So I'd be very concerned about him retaliating against her. So we'd have to definitely look out for her interests as well.

BALDWIN: Yes. In this indictment, these two Giuliani associates, quote, " ... committed to raise $20,000 or more for then sitting U.S. Congressman ..." who is referred to in this indictment as Congressman One.

And so CNN is reporting the Congressman One was then Congressman Pete Sessions of Texas.

By the way, seven days ago, he announced that he would be running for Congress in another District of Texas. So what trouble might he be in?

KRISHNAMOORTHI: I don't know. I don't want to comment on those specific allegations against him. Although, you know, if there was any effort to essentially provide campaign donations, in exchange for assisting in a pressure campaign or trying to remove someone as an Ambassador to the Ukraine, that could be problems for somebody.

BALDWIN: Let's talk about where Americans are on impeachment. So this Fox News poll now finds 51 percent of registered voters want President Trump impeached and removed from office. That is up nine points from July and we're seeing a lot of your colleagues across the aisle ignoring a lot of these questions on impeachment.

Might these polls coming from some of their own constituents sway their opinions?

KRISHNAMOORTHI: It could. I think that right now, the American people want this Impeachment Inquiry to go forward, and this Fox News poll says they want us to do even more than just go forward with an inquiry.

In this climate, I think stalling or stonewalling the inquiry will not play well with the American people. They would view that as basically getting in the way of trying to get answers and get to the bottom of the allegations in the whistleblower complaint, which is very, very serious.

BALDWIN: So last question, I do want to hold the Democrats' feet to the fire a little bit. Tim Naftali was sitting in your seat yesterday as a Nixon expert and historian. He was doing that.

KRISHNAMOORTHI: My feet are getting warm.
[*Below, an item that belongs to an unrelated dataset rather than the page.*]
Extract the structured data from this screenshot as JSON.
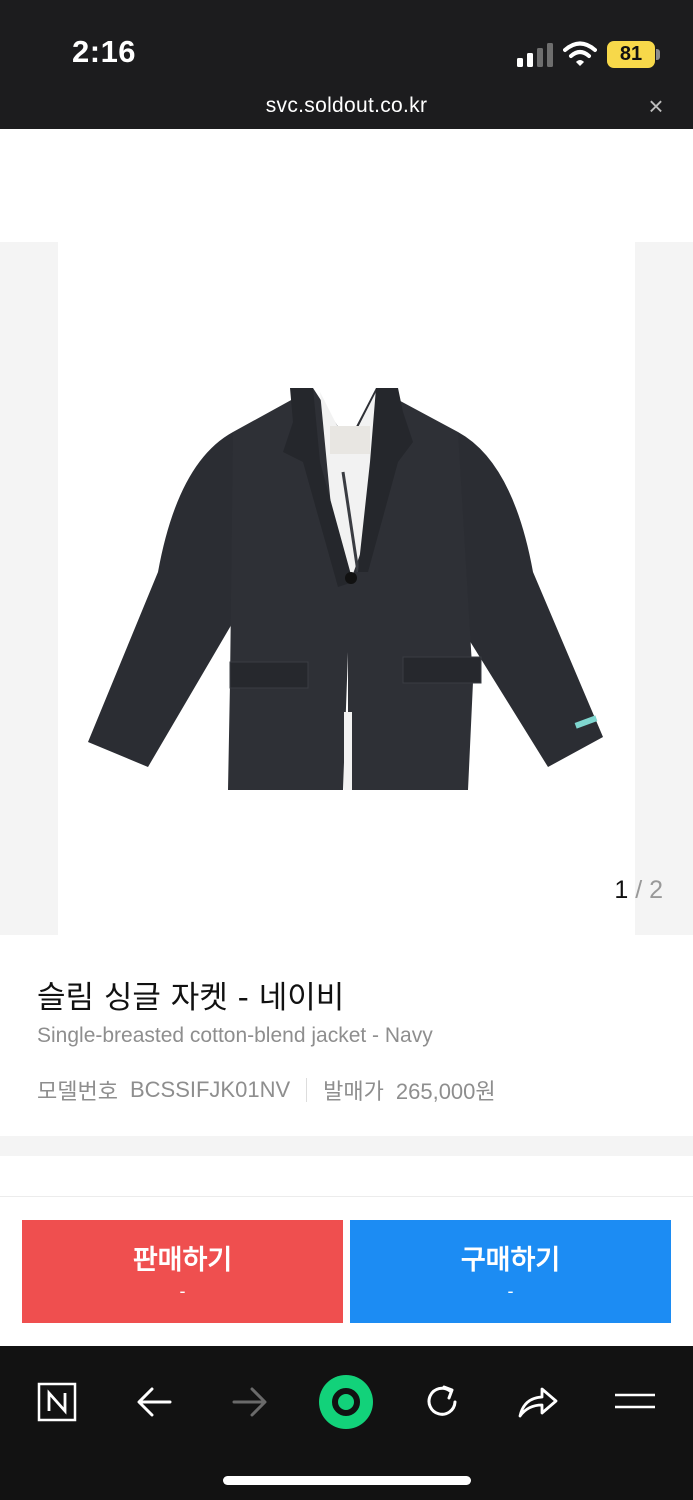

BALDWIN: So I just want to look down at my notes. So his point was going back to the Democrats in 1973. Like, we know, obviously Watergate area that they bent over backwards to make the process appear fair, to make it bipartisan, to allow for Republicans to have cover so that the Republican Party should eventually and could eventually say Nixon needs to go.

And you know, his point wasn't about Democrats versus Nixon, and that this shouldn't be about Democrats versus President Trump - that it should be about America standing up for its Constitution against a lawless President.

So how will your party moving forward bend over backwards, be bipartisan in this effort?

KRISHNAMOORTHI: Sure. Well, you know, I'm part of these hearings and closed door hearings and testimony as part of the Intel Committee.

BALDWIN: Yes.

KRISHNAMOORTHI: And I can say that our Chairman has done everything he can to basically elicit voluntary cooperation from the Trump administration. If that doesn't work, then resorting to subpoenas, but really trying to accommodate any kind of legitimate objections in the production of certain information.

[14:30:10]